==External links==

Revision as of 22:52, 6 June 2008

Tor Johnson in Plan 9 from Outer Space
This face was turned into a Halloween Mask

Tor Johnson, born Tor Johansson, (October 19, 1903May 12, 1971) was a professional wrestler known as The Super Swedish Angel, and occasional actor. He is perhaps best remembered for his roles in a number of B-movies, including police detective turned zombie "Inspector Dan Clay" in Plan 9 from Outer Space. Since his death he has amassed a huge cult following, thanks to a Halloween mask made in his image, his appearances in the comics of Drew Friedman, his appearance in several films screened on the Mystery Science Theater 3000 television series, George "The Animal" Steele's portrayal in Tim Burton's biopic about cult director Ed Wood, and many other pop-cultural references.

Biography

Tor Johansson, born on October 19, 1903, in Sweden, the son of Karl J. Johansson and Lovisa Petersson, was a large man, weighing 400 pounds (181 kg) at his biggest. He had a full head of blonde hair, but he shaved it to maintain an imposing, villainous appearance in wrestling and acting appearances. He began getting bit parts in movies upon his move to California - usually as the strongman or weightlifter - as early as 1934. His movie career ended in the early 1960s after appearing in a string of poorly-rated movies (including the famously execrable The Beast of Yucca Flats in 1961). However, he continued to make appearances on television and made a number of commercials.

A number of Johnson's peers had commented that he was a very friendly man and easy to work with on movie sets. Valda Hansen, who worked with Johnson in the 1959 movie Revenge of the Dead said that "Tor was like a big sugar bun." Johnson befriended Bela Lugosi during the time both worked with infamous director Edward D. Wood, Jr., and legend has it that Tor saved Lugosi's life one night when the elder actor was about to commit suicide.

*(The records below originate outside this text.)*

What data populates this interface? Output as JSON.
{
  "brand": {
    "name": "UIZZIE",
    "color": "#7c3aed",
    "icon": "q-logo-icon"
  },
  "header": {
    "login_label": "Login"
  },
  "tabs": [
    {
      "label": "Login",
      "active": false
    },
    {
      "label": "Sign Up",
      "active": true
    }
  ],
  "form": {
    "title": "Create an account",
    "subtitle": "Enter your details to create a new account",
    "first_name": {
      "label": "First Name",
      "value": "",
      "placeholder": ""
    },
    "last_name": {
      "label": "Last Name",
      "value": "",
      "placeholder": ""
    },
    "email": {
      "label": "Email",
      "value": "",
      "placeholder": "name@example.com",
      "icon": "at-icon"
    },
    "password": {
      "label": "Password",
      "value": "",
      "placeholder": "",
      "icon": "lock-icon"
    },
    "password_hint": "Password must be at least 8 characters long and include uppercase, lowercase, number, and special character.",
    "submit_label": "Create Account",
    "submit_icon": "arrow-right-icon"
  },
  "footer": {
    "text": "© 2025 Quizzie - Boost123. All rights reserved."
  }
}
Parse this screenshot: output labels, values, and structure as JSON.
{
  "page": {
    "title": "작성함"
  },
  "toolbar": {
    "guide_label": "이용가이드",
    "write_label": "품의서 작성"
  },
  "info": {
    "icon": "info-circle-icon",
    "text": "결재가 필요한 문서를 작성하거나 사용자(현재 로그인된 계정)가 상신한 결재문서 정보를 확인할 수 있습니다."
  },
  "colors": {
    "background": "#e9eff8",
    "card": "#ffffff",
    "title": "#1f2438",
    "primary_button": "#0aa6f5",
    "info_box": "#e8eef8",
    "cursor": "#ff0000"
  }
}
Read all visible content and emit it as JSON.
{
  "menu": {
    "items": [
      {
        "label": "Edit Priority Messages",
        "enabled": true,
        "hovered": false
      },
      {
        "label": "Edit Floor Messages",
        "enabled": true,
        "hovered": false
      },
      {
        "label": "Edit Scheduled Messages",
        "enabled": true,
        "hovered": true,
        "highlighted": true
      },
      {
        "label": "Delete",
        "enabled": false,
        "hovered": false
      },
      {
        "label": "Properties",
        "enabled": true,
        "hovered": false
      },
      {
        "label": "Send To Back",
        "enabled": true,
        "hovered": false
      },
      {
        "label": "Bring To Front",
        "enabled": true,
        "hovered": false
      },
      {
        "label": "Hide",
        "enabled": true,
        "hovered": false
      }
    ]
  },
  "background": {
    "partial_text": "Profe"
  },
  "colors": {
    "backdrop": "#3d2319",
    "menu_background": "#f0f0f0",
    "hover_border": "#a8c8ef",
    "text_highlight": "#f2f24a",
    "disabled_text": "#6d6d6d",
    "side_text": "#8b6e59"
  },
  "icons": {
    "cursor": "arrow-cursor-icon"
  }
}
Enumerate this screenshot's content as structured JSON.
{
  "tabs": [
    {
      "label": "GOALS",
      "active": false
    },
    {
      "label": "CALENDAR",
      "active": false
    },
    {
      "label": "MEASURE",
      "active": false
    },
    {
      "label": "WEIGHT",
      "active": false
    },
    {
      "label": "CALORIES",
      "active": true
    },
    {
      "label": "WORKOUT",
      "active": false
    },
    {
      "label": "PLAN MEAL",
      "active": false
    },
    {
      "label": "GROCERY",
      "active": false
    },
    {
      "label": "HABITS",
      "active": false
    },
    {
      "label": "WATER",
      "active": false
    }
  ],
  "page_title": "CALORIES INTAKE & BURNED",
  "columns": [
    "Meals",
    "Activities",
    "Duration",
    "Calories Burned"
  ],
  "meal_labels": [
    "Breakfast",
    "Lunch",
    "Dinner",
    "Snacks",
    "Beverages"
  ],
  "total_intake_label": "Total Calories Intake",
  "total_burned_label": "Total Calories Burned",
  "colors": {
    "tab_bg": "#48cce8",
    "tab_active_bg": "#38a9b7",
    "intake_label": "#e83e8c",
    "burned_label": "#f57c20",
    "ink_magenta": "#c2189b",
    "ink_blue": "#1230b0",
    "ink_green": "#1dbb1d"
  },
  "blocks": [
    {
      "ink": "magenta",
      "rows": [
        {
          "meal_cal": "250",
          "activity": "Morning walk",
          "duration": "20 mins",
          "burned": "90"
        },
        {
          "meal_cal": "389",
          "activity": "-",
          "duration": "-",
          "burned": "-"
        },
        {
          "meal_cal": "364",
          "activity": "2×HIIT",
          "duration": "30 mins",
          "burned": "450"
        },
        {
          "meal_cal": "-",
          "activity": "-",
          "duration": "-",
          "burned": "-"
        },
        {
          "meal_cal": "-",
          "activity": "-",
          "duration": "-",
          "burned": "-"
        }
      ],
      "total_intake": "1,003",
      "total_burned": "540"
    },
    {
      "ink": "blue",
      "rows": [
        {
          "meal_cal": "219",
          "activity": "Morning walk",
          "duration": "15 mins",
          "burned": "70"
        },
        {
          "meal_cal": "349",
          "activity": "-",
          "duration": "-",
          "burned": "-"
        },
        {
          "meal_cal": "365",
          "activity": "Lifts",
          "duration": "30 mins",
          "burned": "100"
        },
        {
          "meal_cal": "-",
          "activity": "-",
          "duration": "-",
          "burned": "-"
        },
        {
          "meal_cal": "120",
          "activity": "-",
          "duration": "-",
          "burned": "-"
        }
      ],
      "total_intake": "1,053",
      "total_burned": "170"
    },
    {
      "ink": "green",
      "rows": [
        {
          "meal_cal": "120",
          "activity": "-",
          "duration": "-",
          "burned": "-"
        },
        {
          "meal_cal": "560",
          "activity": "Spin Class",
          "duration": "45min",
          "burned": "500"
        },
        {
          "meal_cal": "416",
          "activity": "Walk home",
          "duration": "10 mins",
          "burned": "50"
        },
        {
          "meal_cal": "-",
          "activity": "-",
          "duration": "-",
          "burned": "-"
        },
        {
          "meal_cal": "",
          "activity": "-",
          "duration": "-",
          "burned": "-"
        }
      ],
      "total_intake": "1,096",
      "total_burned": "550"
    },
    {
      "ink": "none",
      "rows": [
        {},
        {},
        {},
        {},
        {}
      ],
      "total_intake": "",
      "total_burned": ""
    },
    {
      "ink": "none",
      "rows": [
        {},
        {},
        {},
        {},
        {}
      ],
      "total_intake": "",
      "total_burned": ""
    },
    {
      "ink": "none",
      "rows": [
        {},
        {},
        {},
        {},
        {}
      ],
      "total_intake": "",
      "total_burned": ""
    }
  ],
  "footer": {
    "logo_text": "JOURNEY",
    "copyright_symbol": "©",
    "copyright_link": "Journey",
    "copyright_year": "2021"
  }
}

Johnson died on May 12, 1971 at the San Fernando Valley Hospital in San Fernando, California, from heart failure, at the age of 67. He was buried at the Eternal Valley Memorial Park in Newhall, California.

He was portrayed by fellow wrestler George "The Animal" Steele in the Tim Burton film Ed Wood.

Trivia

  • After his death, Johnson's likeness was made into a very popular Halloween mask (a Tor Johnson mask with an eyepatch was later used by wrestler Duke Myers to compete as the Colossus of Death, acting as Andy Kaufman's henchman during Kaufman's feud with Memphis wrestling mainstay Jerry Lawler).
  • Johnson made many appearances in the comics of Drew Friedman, all of which depicted Johnson as being like his hulking moron movie persona in real life. With his eyeballs rolled back in his head, he wandered through various sleazy situations, forever baffled by his surroundings. One typical strip had Johnson dreaming that he encounters several clones of himself, who each insist that they are him. He awakens horrified, immediately calling up a strung-out Bela Lugosi and demanding to know, "Bela, how many Tor?"


External links